The Villa Bonita by Pamela Littky | Kehrer $50
Los Angeles-based Pamela Littky shoots celebrities and rock stars as well as atmospheric studies such as those in her 2014 monograph Vacancy, exploring close-knit communities in the Mojave desert. Her new book bridges the two worlds. The Villa Bonita is set in a legendary L.A. apartment building commissioned by Cecil B. DeMille in the 1920s as a residence for actors and film crews; it’s come to represent a Hollywood state of mind. Littky portrays the current residents in their own interiors with remarkable intimacy. “She’s captured the great and elusive elixir we all seek,” writes Cameron Crowe in his foreword. “Community.”
The Grey Ghost: New York City Photographs by Dan Winters | Rocky Nook $50
While Dan Winters is best known for his studio portraits and versatile commercial work, here he takes it to the NYC streets in the artful tradition of legendary street photographers—Alfred Stieglitz, Paul Strand, Harry Callahan, Lee Friedlander—using hand-held medium-format gear and Tri-X film. “It was a self-assignment,” Winters says. “My attempt to wrestle the beast to see what I could do with it.”
Photographs from the Edge by Art Wolfe with Rob Sheppard | AmPhoto Books $32
In this 280-page volume Wolfe shares anecdotes and photo tips about many of his most powerful environmental images, with the same lucid and down-to-earth manner he brings to his television series Travels to the Edge.

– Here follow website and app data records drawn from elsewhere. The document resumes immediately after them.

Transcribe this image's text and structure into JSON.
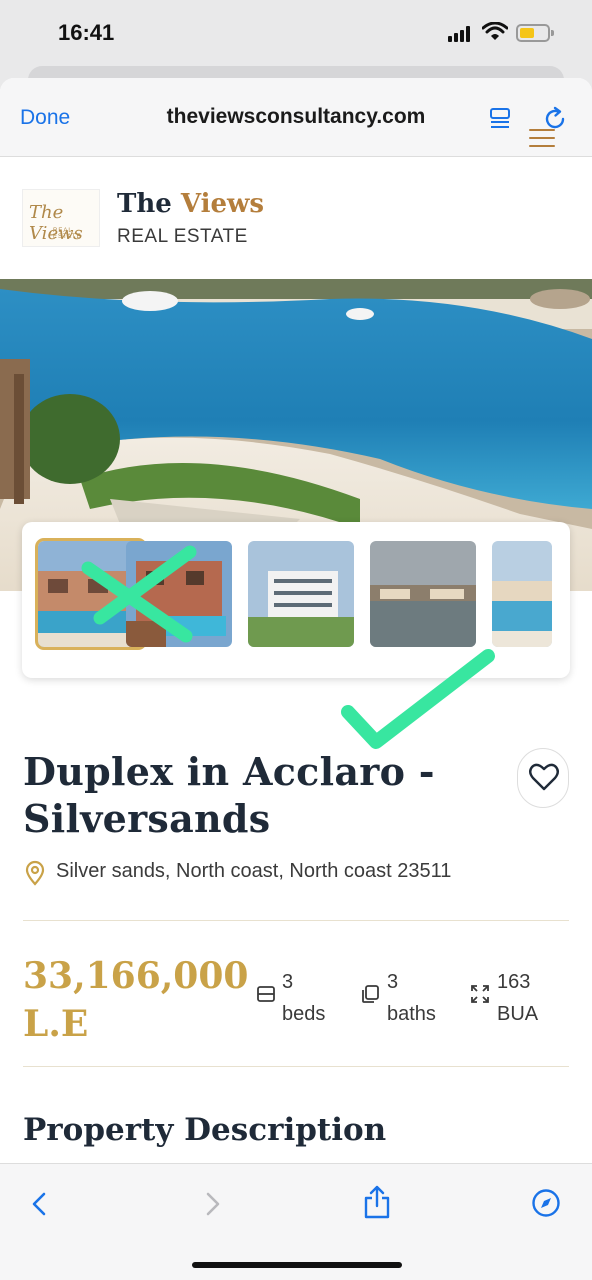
{
  "status_bar": {
    "time": "16:41"
  },
  "browser": {
    "done_label": "Done",
    "url": "theviewsconsultancy.com"
  },
  "site": {
    "logo_text": "The Views",
    "logo_subtext": "REAL ESTATE",
    "brand_first": "The ",
    "brand_accent": "Views",
    "brand_sub": "REAL ESTATE",
    "accent_color": "#b47e3c"
  },
  "gallery": {
    "thumbnail_count": 5,
    "active_index": 0
  },
  "listing": {
    "title": "Duplex in Acclaro - Silversands",
    "location": "Silver sands, North coast, North coast 23511",
    "price": "33,166,000 L.E",
    "beds_value": "3",
    "beds_label": "beds",
    "baths_value": "3",
    "baths_label": "baths",
    "area_value": "163",
    "area_label": "BUA",
    "price_color": "#c9a248"
  },
  "sections": {
    "description_title": "Property Description"
  },
  "icons": {
    "reader": "reader-icon",
    "reload": "reload-icon",
    "menu": "hamburger-menu-icon",
    "favorite": "heart-icon",
    "location": "location-pin-icon",
    "beds": "bed-icon",
    "baths": "bath-icon",
    "area": "expand-icon",
    "back": "back-arrow-icon",
    "forward": "forward-arrow-icon",
    "share": "share-icon",
    "compass": "compass-icon"
  }
}
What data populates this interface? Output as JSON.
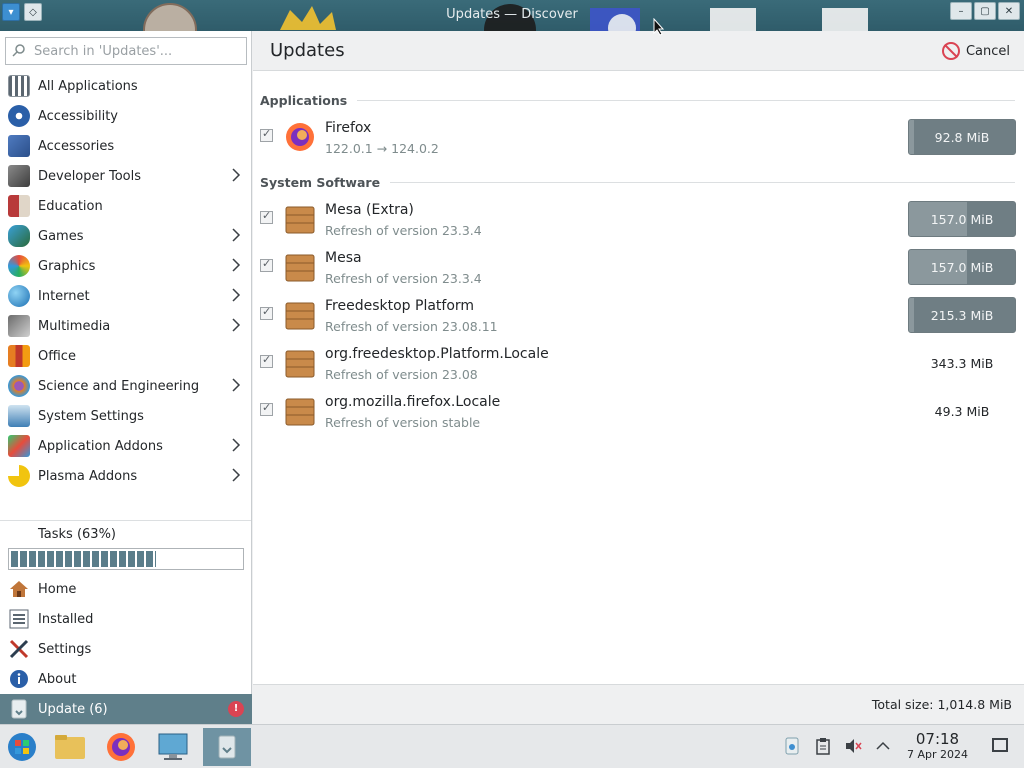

Arranged chronologically, the book is a visual feast, a global travelog, an amusing memoir, and an incisive primer for any readers who dare to imitate this work at home.
Conventional Wisdom by Arthur Drooker | Glitterati $50
In sameness there is wackiness. Over three years Arthur Drooker trekked around the U.S. to document extreme enthusiasts and true believers at conventions and trade shows, from ventriloquist gatherings to clown conclaves to bondage festivities. What seems amusing or bizarre to the uninitiated is comfort for cultists. “No longer an outsider,” James Wolcott writes in his foreword, “you are, for a jolly day or two, a Lincoln among Lincolns, a Santa among Santas, a furry among furries high-fiving each other’s paws. Yet you remain yourself, only more so.”
Edward Burtynsky: Essential Elements by William A. Ewing | Thames & Hudson $70
Over three decades in aerials and other big-picture exposés, Burtynsky has surveyed the globe, from river basins to oil fields to welters of urban highways, often depicting gorgeous views of man-made pathos. “My work has always tried to find that narrow line between form and content, where the content is still there for those who care to look at it,” Burtynsky writes. This retrospective conveys the range of his concerns: factories, garbage piles, altered forests, mining quarries, irrigation tracts and architectural marvels. “I’m not saying who’s right or wrong. I’m just saying, ‘We’re doing this, and here’s evidence.’”